Among the records, which lines include "Sequence"? List them.

···

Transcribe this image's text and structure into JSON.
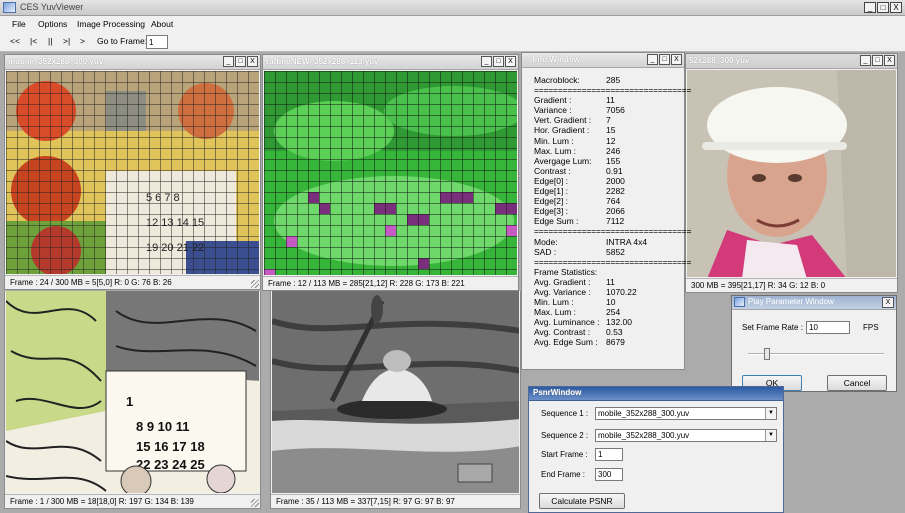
{
  "app": {
    "title": "CES YuvViewer"
  },
  "window_controls": [
    "_",
    "□",
    "X"
  ],
  "menu": [
    "File",
    "Options",
    "Image Processing",
    "About"
  ],
  "toolbar": {
    "first": "<<",
    "prev": "|<",
    "pause": "||",
    "next": ">|",
    "last": ">",
    "goto_label": "Go to Frame:",
    "goto_value": "1"
  },
  "windows": {
    "mobile": {
      "title": "mobile_352x288_300.yuv",
      "status": "Frame :  24 / 300   MB = 5[5,0]   R: 0 G: 76 B: 26"
    },
    "rafting": {
      "title": "raftingNEW_352x288_113.yuv",
      "status": "Frame :  12 / 113   MB = 285[21,12]   R: 228 G: 173 B: 221"
    },
    "face": {
      "title": "52x288_300.yuv",
      "status": "300   MB = 395[21,17]   R: 34 G: 12 B: 0"
    },
    "mobile_edge": {
      "status": "Frame :  1 / 300   MB = 18[18,0]   R: 197 G: 134 B: 139"
    },
    "rafting_gray": {
      "status": "Frame :  35 / 113   MB = 337[7,15]   R: 97 G: 97 B: 97"
    }
  },
  "info": {
    "title": ":: Info Window",
    "separator": "=================================",
    "macroblock": {
      "label": "Macroblock:",
      "value": "285"
    },
    "block_stats": [
      {
        "label": "Gradient :",
        "value": "11"
      },
      {
        "label": "Variance :",
        "value": "7056"
      },
      {
        "label": "Vert. Gradient :",
        "value": "7"
      },
      {
        "label": "Hor. Gradient :",
        "value": "15"
      },
      {
        "label": "Min. Lum :",
        "value": "12"
      },
      {
        "label": "Max. Lum :",
        "value": "246"
      },
      {
        "label": "Avergage Lum:",
        "value": "155"
      },
      {
        "label": "Contrast :",
        "value": "0.91"
      },
      {
        "label": "Edge[0] :",
        "value": "2000"
      },
      {
        "label": "Edge[1] :",
        "value": "2282"
      },
      {
        "label": "Edge[2] :",
        "value": "764"
      },
      {
        "label": "Edge[3] :",
        "value": "2066"
      },
      {
        "label": "Edge Sum :",
        "value": "7112"
      }
    ],
    "mode": {
      "label": "Mode:",
      "value": "INTRA 4x4"
    },
    "sad": {
      "label": "SAD :",
      "value": "5852"
    },
    "frame_stats_title": "Frame Statistics:",
    "frame_stats": [
      {
        "label": "Avg. Gradient :",
        "value": "11"
      },
      {
        "label": "Avg. Variance :",
        "value": "1070.22"
      },
      {
        "label": "Min. Lum :",
        "value": "10"
      },
      {
        "label": "Max. Lum :",
        "value": "254"
      },
      {
        "label": "Avg. Luminance :",
        "value": "132.00"
      },
      {
        "label": "Avg. Contrast :",
        "value": "0.53"
      },
      {
        "label": "Avg. Edge Sum :",
        "value": "8679"
      }
    ]
  },
  "play": {
    "title": "Play Parameter Window",
    "rate_label": "Set Frame Rate :",
    "rate_value": "10",
    "unit": "FPS",
    "slider_level": 0.12,
    "ok": "OK",
    "cancel": "Cancel",
    "close": "X"
  },
  "psnr": {
    "title": "PsnrWindow",
    "seq1_label": "Sequence 1 :",
    "seq1_value": "mobile_352x288_300.yuv",
    "seq2_label": "Sequence 2 :",
    "seq2_value": "mobile_352x288_300.yuv",
    "start_label": "Start Frame :",
    "start_value": "1",
    "end_label": "End Frame :",
    "end_value": "300",
    "calc": "Calculate PSNR",
    "dropdown_glyph": "▼"
  }
}
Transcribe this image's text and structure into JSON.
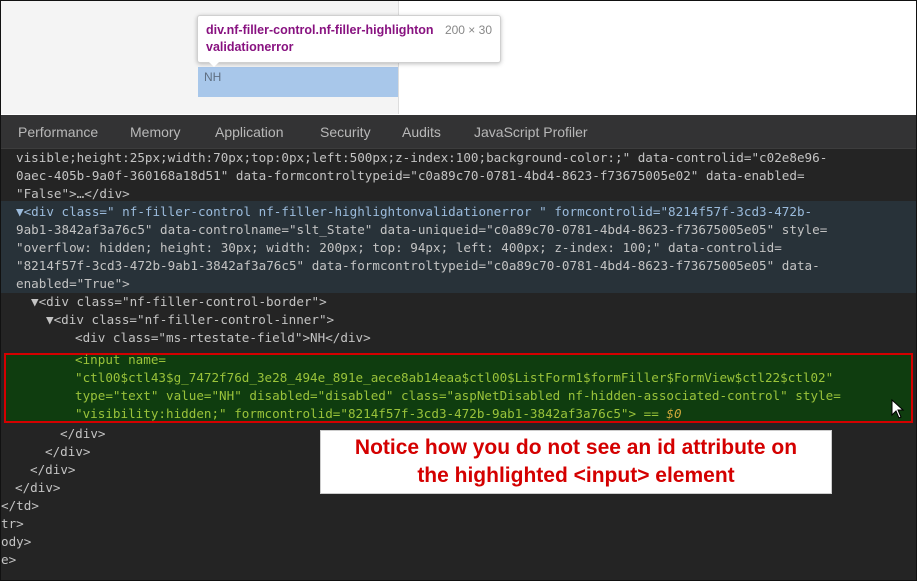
{
  "preview": {
    "tooltip_selector": "div.nf-filler-control.nf-filler-highlightonvalidationerror",
    "tooltip_size": "200 × 30",
    "element_text": "NH"
  },
  "tabs": [
    "Performance",
    "Memory",
    "Application",
    "Security",
    "Audits",
    "JavaScript Profiler"
  ],
  "code": {
    "l1": "visible;height:25px;width:70px;top:0px;left:500px;z-index:100;background-color:;\" data-controlid=\"c02e8e96-",
    "l2": "0aec-405b-9a0f-360168a18d51\" data-formcontroltypeid=\"c0a89c70-0781-4bd4-8623-f73675005e02\" data-enabled=",
    "l3": "\"False\">…</div>",
    "l4": "▼<div class=\" nf-filler-control nf-filler-highlightonvalidationerror \" formcontrolid=\"8214f57f-3cd3-472b-",
    "l5": "9ab1-3842af3a76c5\" data-controlname=\"slt_State\" data-uniqueid=\"c0a89c70-0781-4bd4-8623-f73675005e05\" style=",
    "l6": "\"overflow: hidden; height: 30px; width: 200px; top: 94px; left: 400px; z-index: 100;\" data-controlid=",
    "l7": "\"8214f57f-3cd3-472b-9ab1-3842af3a76c5\" data-formcontroltypeid=\"c0a89c70-0781-4bd4-8623-f73675005e05\" data-",
    "l8": "enabled=\"True\">",
    "l9": "▼<div class=\"nf-filler-control-border\">",
    "l10": "▼<div class=\"nf-filler-control-inner\">",
    "l11": "<div class=\"ms-rtestate-field\">NH</div>",
    "l12": "<input name=",
    "l13": "\"ctl00$ctl43$g_7472f76d_3e28_494e_891e_aece8ab14eaa$ctl00$ListForm1$formFiller$FormView$ctl22$ctl02\"",
    "l14": "type=\"text\" value=\"NH\" disabled=\"disabled\" class=\"aspNetDisabled nf-hidden-associated-control\" style=",
    "l15": "\"visibility:hidden;\" formcontrolid=\"8214f57f-3cd3-472b-9ab1-3842af3a76c5\"> == ",
    "l15_var": "$0",
    "l16": "</div>",
    "l17": "</div>",
    "l18": "</div>",
    "l19": "</div>",
    "l20": "</td>",
    "l21": "tr>",
    "l22": "ody>",
    "l23": "e>"
  },
  "callout": {
    "line1": "Notice how you do not see an id attribute on",
    "line2": "the highlighted <input> element"
  }
}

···

** EXERCISE ANSWER **
    "seq1_label": "Sequence 1 :",
    "seq2_label": "Sequence 2 :",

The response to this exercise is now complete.